The New and Almost Complete App Store
Written by 7 February 2010 | by Willem Reyners Tay   
Wednesday, 17 February 2010

More than twenty leading mobile carriers have joined forces in an attempt to create a universal mobile application platform. Its a move that directly competes with Apple and Google's platform based app stores in the lucrative mobile application market which is predicted to be worth $17billion by 2014.
Dubbed the "Wholesale Applications Community" (WAC) the initiative includes AT&Y, China Mobile, Orange, Singtel and Vodafone as well as Samsung, LG and Sony Ericsson.


The WAC will allow developers to write mobile apps for one platform which will be able to used on multiple devices and platforms. The application landscape is getting ever more fragmented as more smartphone platforms are hitting the market.
According to a statement on the organisations website:
"The primary role and objective of the alliance is to create a ’wholesale applications community’ that will establish a simple route to market for developers, in turn, providing access to the latest and widest range of innovative applications and services to as many customers as possible worldwide. This alliance will deliver scale unparalleled by any application distribution ecosystem in existence today."
The alliance already claims to have a customer base of over 3 billion users.
In addition to the iPhone, there are now app stores for Android, Blackberry, Nokia Ovi and Windows Mobile (and the upcoming Windows Mobile 7). Samsung have also announced the first device on its new Bada operating System, with Nokia announcing yet another platform dubbed MeeGo in collaboration with Intel.
The fragmentation of the smartphone application market has led to concerns that it would leave many devices without thriving ecosystems as developers would be reluctant to write applications for multiple platforms.
Whilst the consortium is at pains to stress that WAC will be a boon for developers, the real motivation is the desire of carriers to tap into the lucrative mobile application market which has largely bypassed them up till now. The concern by carriers has even led to reports of Optus blocking access to paid apps on the Android Market in favour of it's own cross-platform application store.
Carriers could also be nervous as social networking sites like Facebook and Twitter are increasingly being used on mobile devices, potentially cutting into revenues from SMS and MMS messaging.
Many analysts are predicting that the carriers will find it hard to make such an ambitious plan work.  Google's vice president of engineering Andy Rubin told the Guardian that he was sceptical that such a plan could possibly work.

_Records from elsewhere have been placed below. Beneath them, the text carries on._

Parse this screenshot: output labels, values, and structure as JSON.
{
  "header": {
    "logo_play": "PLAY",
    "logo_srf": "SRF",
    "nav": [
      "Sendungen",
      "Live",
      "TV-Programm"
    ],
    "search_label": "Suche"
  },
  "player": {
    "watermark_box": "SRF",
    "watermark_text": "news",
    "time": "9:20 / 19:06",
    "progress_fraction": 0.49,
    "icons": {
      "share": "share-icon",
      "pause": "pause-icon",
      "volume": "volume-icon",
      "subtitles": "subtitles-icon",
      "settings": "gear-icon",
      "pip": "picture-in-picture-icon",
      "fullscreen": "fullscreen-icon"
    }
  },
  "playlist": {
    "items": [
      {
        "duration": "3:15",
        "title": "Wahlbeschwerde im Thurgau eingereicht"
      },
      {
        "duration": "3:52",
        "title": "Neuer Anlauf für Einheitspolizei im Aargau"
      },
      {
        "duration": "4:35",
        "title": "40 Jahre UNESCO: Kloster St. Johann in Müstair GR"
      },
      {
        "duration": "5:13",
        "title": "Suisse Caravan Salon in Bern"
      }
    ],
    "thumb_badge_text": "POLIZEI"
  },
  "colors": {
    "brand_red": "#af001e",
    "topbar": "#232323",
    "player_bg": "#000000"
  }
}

"There is always a dream that you could write (a program) once and (have it) run anywhere and history has proven that that dream has not been fully realised and I am sceptical that it ever will be," he said "I just hope that the people who are managing that (WAC) really understand technology deep enough to fulfil that promise because it's an awfully big promise."
Last Updated ( Wednesday, 17 February 2010 )